(Collected data)
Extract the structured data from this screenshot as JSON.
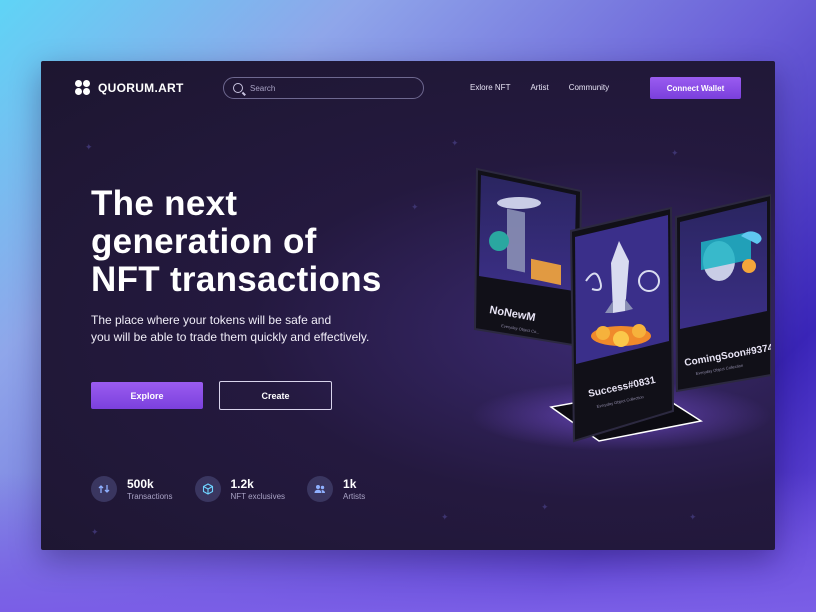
{
  "brand": {
    "name": "QUORUM.ART"
  },
  "search": {
    "placeholder": "Search"
  },
  "nav": {
    "links": [
      "Exlore NFT",
      "Artist",
      "Community"
    ],
    "cta": "Connect Wallet"
  },
  "hero": {
    "title_lines": [
      "The next",
      "generation of",
      "NFT transactions"
    ],
    "subtitle_lines": [
      "The place where your tokens will be safe and",
      "you will be able to trade them quickly and effectively."
    ],
    "primary_button": "Explore",
    "secondary_button": "Create"
  },
  "stats": [
    {
      "value": "500k",
      "label": "Transactions",
      "icon": "transfer-icon"
    },
    {
      "value": "1.2k",
      "label": "NFT exclusives",
      "icon": "cube-icon"
    },
    {
      "value": "1k",
      "label": "Artists",
      "icon": "users-icon"
    }
  ],
  "cards": [
    {
      "title": "NoNewM",
      "caption": "Everyday Object Co..."
    },
    {
      "title": "Success#0831",
      "caption": "Everyday Object Collection"
    },
    {
      "title": "ComingSoon#9374",
      "caption": "Everyday Object Collection"
    }
  ],
  "colors": {
    "accent": "#8b4fe8",
    "background": "#1d1630",
    "stat_icon_bg": "#3a3660"
  }
}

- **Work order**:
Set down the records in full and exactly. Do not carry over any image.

- **Answer box**:
Extract the structured data from this screenshot as JSON.
{
  "brand": {
    "name": "QUORUM.ART"
  },
  "search": {
    "placeholder": "Search"
  },
  "nav": {
    "links": [
      "Exlore NFT",
      "Artist",
      "Community"
    ],
    "cta": "Connect Wallet"
  },
  "hero": {
    "title_lines": [
      "The next",
      "generation of",
      "NFT transactions"
    ],
    "subtitle_lines": [
      "The place where your tokens will be safe and",
      "you will be able to trade them quickly and effectively."
    ],
    "primary_button": "Explore",
    "secondary_button": "Create"
  },
  "stats": [
    {
      "value": "500k",
      "label": "Transactions",
      "icon": "transfer-icon"
    },
    {
      "value": "1.2k",
      "label": "NFT exclusives",
      "icon": "cube-icon"
    },
    {
      "value": "1k",
      "label": "Artists",
      "icon": "users-icon"
    }
  ],
  "cards": [
    {
      "title": "NoNewM",
      "caption": "Everyday Object Co..."
    },
    {
      "title": "Success#0831",
      "caption": "Everyday Object Collection"
    },
    {
      "title": "ComingSoon#9374",
      "caption": "Everyday Object Collection"
    }
  ],
  "colors": {
    "accent": "#8b4fe8",
    "background": "#1d1630",
    "stat_icon_bg": "#3a3660"
  }
}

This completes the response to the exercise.